Also visit: Some of the local taverns – this area is said to have the best on the island – to sample delicious, traditional Cypriot cuisine.
Route: Laona to Akamas
Best for: Beautiful beaches, rugged coastlines and picturesque villages
About: This wine route is situated on the north-western shores of Cyprus and are home to the full-bodied, indigenous Xynisteri (white) grape variety, which is said to grow so well thanks to the temperate climate and sea breeze. The wines produced here are among the best white wines produced on the island as well as some of the best reds, which come from the rare Maratheftiko grape.
Don’t miss: The opportunity to visit the stunning Akamas Peninsula.
Also visit: The region’s traditional tavernas.
Route: Mountainous Larnaka (Larnaca) to Lefkosia (Nicosia)
Best for: A variety of local culture and handicrafts
About: This route passes through three wineries and 10 villages as well as a selection of museums and workshops. There are a wide range of grapes growing here including the white varieties of Assyrtiko, Malvasia Aromatica, Chardonnay Xynisteri and Sauvignon Blanc, and the red varieties of Maratheftiko, Cabernet and Merlot
Don’t miss: The village of Lefkara, which is famous for its delicate filigree silverware and handmade lace embroidery.
Also visit: Fikardou to see one of the oldest traditional wine presses in Cyprus.

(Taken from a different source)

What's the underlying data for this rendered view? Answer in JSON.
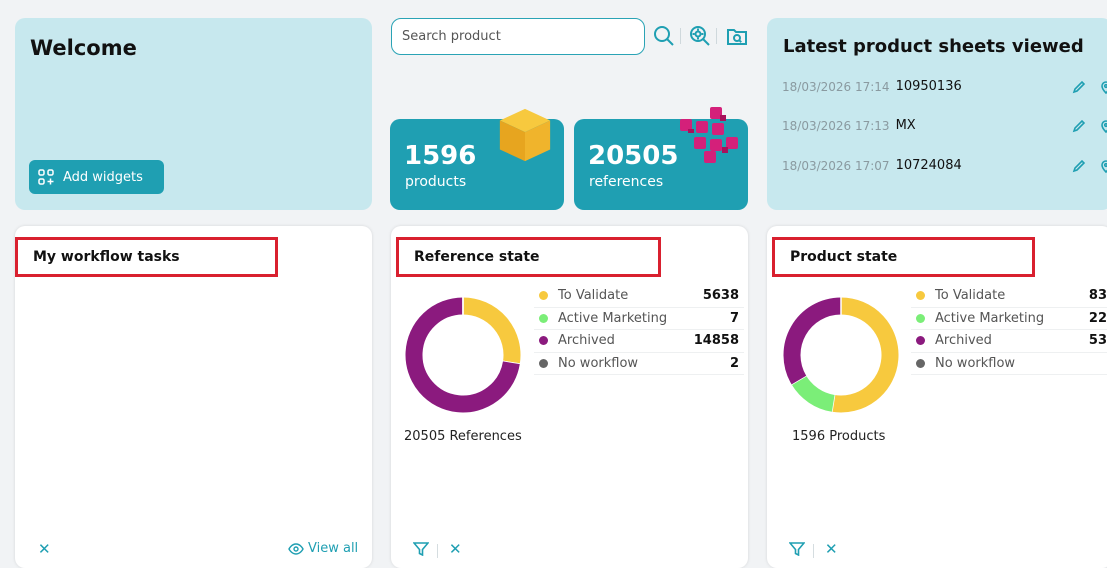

Best for: Beautiful scenery, quaint villages and excellent wine
About: These villages are dotted along these mountain peaks of Madari, Machairas and Papoutsa. The high altitude contributes to the high-quality grapes which mature more slowly and the arid, sloping ground forces the vines to huddle together for a much richer wine. Pisilia, one of the 11 renowned villages along this route, is a winner of the Nom d’Origine.
Don’t miss: The stunning views.
Route: Vouni Panagias to Ambelitis
Best for: Panoramic views and stunning mountain terrain
About: At 2,400 feet above sea level, this area produces delicate white wines which taste of peaches, green apples and apricots. The 10 wineries in this route produce 27 varieties of grape, mainly the local Xynisteri (white) grape as well as the Maratheftiko and Mavro (red) grapes, Carignan Noir and Cabernet Sauvignon.
Don’t miss: The fragrant pine forests and unique flora and fauna to be seen along the route.
Also visit: The villages Vouni Panagias, Chrysorrogiatissa and Agios Fotios, which boast some of the island’s best Mavro (red and rose) grapes.
The Limassol Wine Festival
The Limassol Wine Festival takes place in the Lemesos (Limassol) Municipal Gardens in August/September each year. Each evening, about 15,000 visitors come to join the Dionysiac celebrations and sample the local wine and delicious Cypriot dishes as well as enjoying singing, dancing, poetry and drama.
Enjoy Cypriot Wine in the UK
At the Cypriot Wine Festival, which takes place each year in the UK, a large array of companies both from the UK and Cyprus exhibit their goods so you can enjoy your favourite Cypriot wine at a great price.
Cyprus – the third largest island in the Mediterranean – attracts four million tourists annually.
Cyprus is a year-round island appealing to a wide range of personal tastes and lifestyles, from families and couples to the most discerning of culture and nature-oriented travellers.
Tourists are attracted by the island’s legendary hospitality, glorious coastline and stunning mountain villages. There is something to suit everyone – family resorts, world-class spas, golf courses, marinas, agri-tourism and food and wine trails. The active can enjoy the warm waters of Cyprus for diving and waterskiing while adventure seekers can explore the island’s beauty with trekking or bird-watching tours, while golfing enthusiasts play on award-winning courses.
The island boasts the cleanest bathing waters in Europe, combined with a rich cultural heritage, a variety of agri-tourism projects and a wide choice of special interest activities.